A good negotiation can make a good deal even better, for both parties. Some procurement procedures allow the procurer to negotiate with the tenderers. Due to legal regulations, this type of negotiation is a bit special. In many cases, the procurement is based on all competing railway companies pricing the contract on the basis of the current terms in the contract documents.

Any negotiation must therefore focus on the content of the tender, which must meet the requirements in the contract documents both before and after negotiation. Negotiation must not change the original terms in the contract documents. These include terms regarding liability, risk allocation, payment formulas, etc. But provided that the procurer leaves clear instructions, a negotiation may refer to specified portions of the contract documents, such as maximum ceilings for liability or other risk allocations.
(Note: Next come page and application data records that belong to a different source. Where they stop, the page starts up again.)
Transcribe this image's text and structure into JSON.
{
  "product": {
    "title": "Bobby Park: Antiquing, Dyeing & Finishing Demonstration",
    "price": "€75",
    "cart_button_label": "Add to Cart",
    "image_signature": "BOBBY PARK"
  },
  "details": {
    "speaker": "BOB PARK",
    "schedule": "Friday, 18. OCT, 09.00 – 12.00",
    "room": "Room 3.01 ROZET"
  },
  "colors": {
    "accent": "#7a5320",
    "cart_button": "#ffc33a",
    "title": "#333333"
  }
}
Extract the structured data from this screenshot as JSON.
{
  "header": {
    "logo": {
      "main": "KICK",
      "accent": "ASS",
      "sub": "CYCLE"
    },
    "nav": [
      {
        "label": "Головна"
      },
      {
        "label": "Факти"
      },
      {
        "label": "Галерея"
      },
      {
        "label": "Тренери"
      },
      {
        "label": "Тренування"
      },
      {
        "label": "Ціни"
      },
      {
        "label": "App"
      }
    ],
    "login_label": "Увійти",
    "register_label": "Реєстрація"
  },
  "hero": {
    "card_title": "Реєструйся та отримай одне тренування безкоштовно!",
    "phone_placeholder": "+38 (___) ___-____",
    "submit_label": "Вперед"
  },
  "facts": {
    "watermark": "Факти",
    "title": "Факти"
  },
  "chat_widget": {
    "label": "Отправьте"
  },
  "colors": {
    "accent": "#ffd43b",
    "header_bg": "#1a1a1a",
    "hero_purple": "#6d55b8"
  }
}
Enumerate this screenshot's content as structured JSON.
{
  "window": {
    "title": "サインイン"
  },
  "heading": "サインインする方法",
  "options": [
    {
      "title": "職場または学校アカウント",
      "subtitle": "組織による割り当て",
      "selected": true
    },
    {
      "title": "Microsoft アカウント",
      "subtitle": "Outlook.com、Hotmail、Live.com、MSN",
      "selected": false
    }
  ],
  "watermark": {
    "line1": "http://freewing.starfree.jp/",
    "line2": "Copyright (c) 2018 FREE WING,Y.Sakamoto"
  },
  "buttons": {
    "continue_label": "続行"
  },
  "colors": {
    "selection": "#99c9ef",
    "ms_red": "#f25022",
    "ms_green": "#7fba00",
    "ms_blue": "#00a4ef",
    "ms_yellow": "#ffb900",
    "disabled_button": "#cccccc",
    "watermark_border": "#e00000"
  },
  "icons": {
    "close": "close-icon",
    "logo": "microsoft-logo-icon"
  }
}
Railway companies will want to negotiate away cost drivers in the contract. This can also benefit the procurer by reducing the tender price. If the procurer allows this type of negotiation, the outcome of such negotiation should be part of the tender evaluation. A change in risk for a railway company should also affect the evaluation of the tender. An experienced procurer knows up front what the railway companies will want to negotiate and can decide what leeway to give them.

Equal treatment is key!

Procurement regulations restrict how negotiations can be conducted. The requirement for equal treatment of all tenderers and confidentiality means that all tenders must be treated equally. All tenderers, at least those with a reasonable chance of being awarded the contract, must be given the same opportunity to improve their tenders through negotiation. Otherwise, discussions may arise on whether the procurer favoured a certain tenderer through extended negotiations where the negotiation outcome became a decisive factor in awarding the contract.